This shift provides a great opportunity for your pastor and leaders to consider the role of the pastor in your church. The best leadership focusing question I know is, “What does this church need from its leadership now in order to take its next steps in mission and ministry?” The answers to this question are different, depending on the season and contextual priorities. Does this church need its pastor out of the office, cultivating community relationships? Does this church need its pastor doing “well visits,” cultivating the disciples in your church who are ready to grow and step out in faith? Does this church need its pastor to invest more time in worship prep and planning? These are great questions to engage regularly. Of course pursuing the answers also means expectations for lay leaders shift as well, given churches are living systems wherein every more influences everyone.


Step Five – Communicate, communicate, communicate

Changing expectations and launching a new approach to being church always involves risk. All along the way, with each of these steps, communicate with everyone and anyone about this change process regarding disciple care. Repeated and exaggerated communication before implementation is a great form of conflict prevention.
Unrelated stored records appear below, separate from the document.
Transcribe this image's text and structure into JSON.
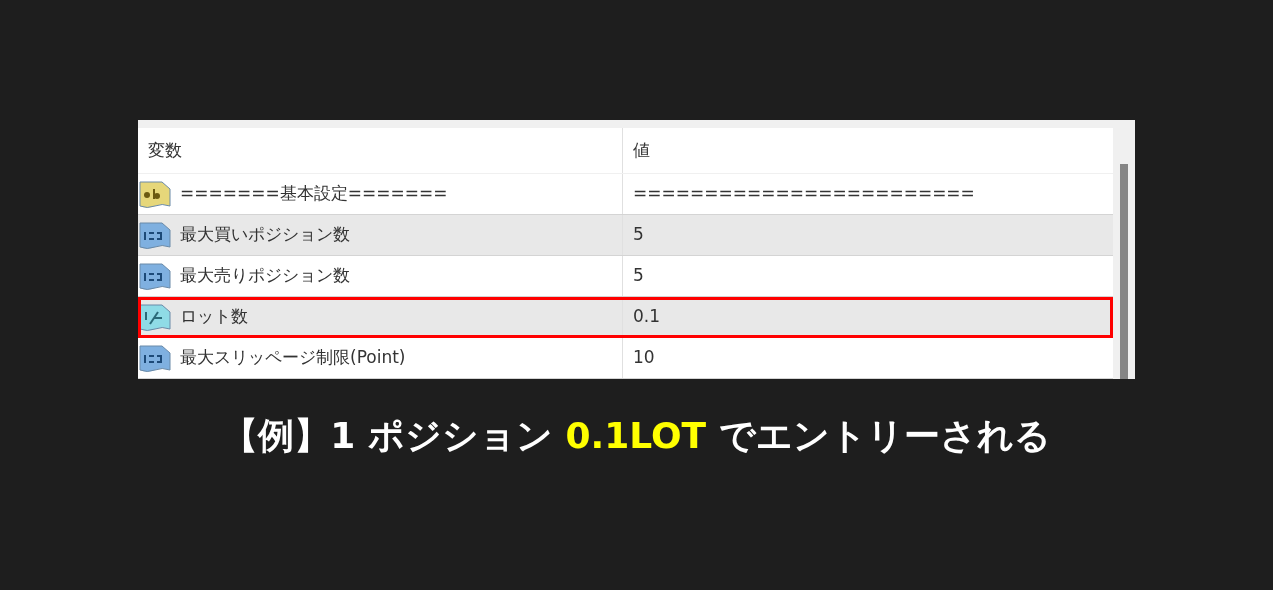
{
  "table": {
    "columns": [
      "変数",
      "値"
    ],
    "rows": [
      {
        "kind": "string",
        "variable": "=======基本設定=======",
        "value": "========================",
        "highlighted": false
      },
      {
        "kind": "int",
        "variable": "最大買いポジション数",
        "value": "5",
        "highlighted": false
      },
      {
        "kind": "int",
        "variable": "最大売りポジション数",
        "value": "5",
        "highlighted": false
      },
      {
        "kind": "double",
        "variable": "ロット数",
        "value": "0.1",
        "highlighted": true
      },
      {
        "kind": "int",
        "variable": "最大スリッページ制限(Point)",
        "value": "10",
        "highlighted": false
      }
    ]
  },
  "caption": [
    {
      "text": "【例】1 ポジション ",
      "emphasis": false
    },
    {
      "text": "0.1LOT",
      "emphasis": true
    },
    {
      "text": " でエントリーされる",
      "emphasis": false
    }
  ]
}
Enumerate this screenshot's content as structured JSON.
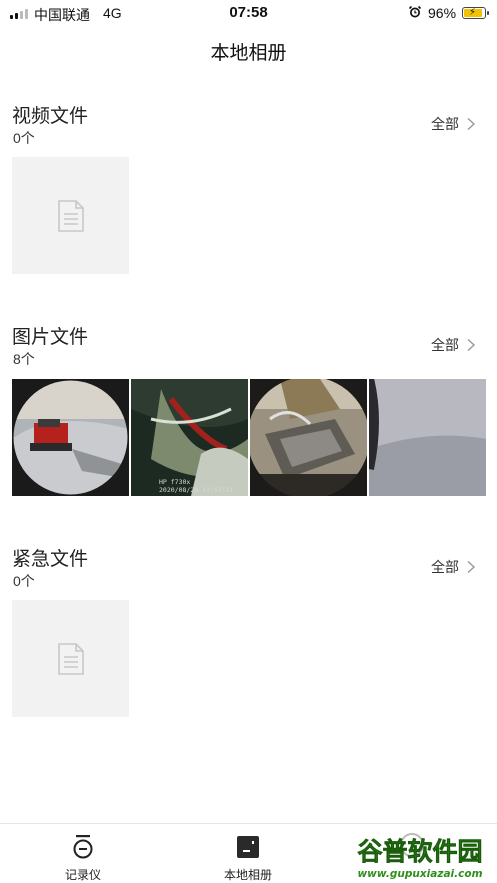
{
  "status": {
    "carrier": "中国联通",
    "network": "4G",
    "time": "07:58",
    "battery_percent": "96%",
    "battery_level": 0.96,
    "icons": [
      "signal-icon",
      "alarm-icon",
      "battery-charging-icon"
    ]
  },
  "header": {
    "title": "本地相册"
  },
  "sections": [
    {
      "title": "视频文件",
      "count": "0个",
      "all_label": "全部"
    },
    {
      "title": "图片文件",
      "count": "8个",
      "all_label": "全部"
    },
    {
      "title": "紧急文件",
      "count": "0个",
      "all_label": "全部"
    }
  ],
  "photos": [
    {
      "stamp": ""
    },
    {
      "stamp": "HP f730x\n2020/08/29 11:57:11"
    },
    {
      "stamp": ""
    },
    {
      "stamp": ""
    }
  ],
  "tabs": [
    {
      "label": "记录仪",
      "icon": "dashcam-icon"
    },
    {
      "label": "本地相册",
      "icon": "album-icon"
    }
  ],
  "watermark": {
    "title": "谷普软件园",
    "url": "www.gupuxiazai.com"
  },
  "colors": {
    "placeholder_bg": "#f2f2f2",
    "battery": "#f2c200",
    "text": "#222222"
  }
}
Even so, some will not understand the changes, reacting negatively when they are cared for by the team rather than by the pastor. When effectively prepared, lay leaders are ready with their response. “Yes, that’s right. The pastor’s role has changed. We have moved to a team model of disciple care in our church. Now our pastor is part of the team, rather than THE care provider.” When lay people responding this way, then much potential conflict is avoided. Besides, we know how much communication in church is enough….about three times more than we think is enough.

 One can easily see how continuing a pastoral care model constrains the capacity of a church to pursue its mission. Churches who do so typically become churches where pastoral care IS their mission, or at least a large part of what they do. Those who move to the team approach to disciple care discover the wonderful gifts for caring of many of their people, while liberating their pastor from constraints which limit missional progress. May we become the free people of God, liberating our churches from constraining church assumption number six.

Helen Renew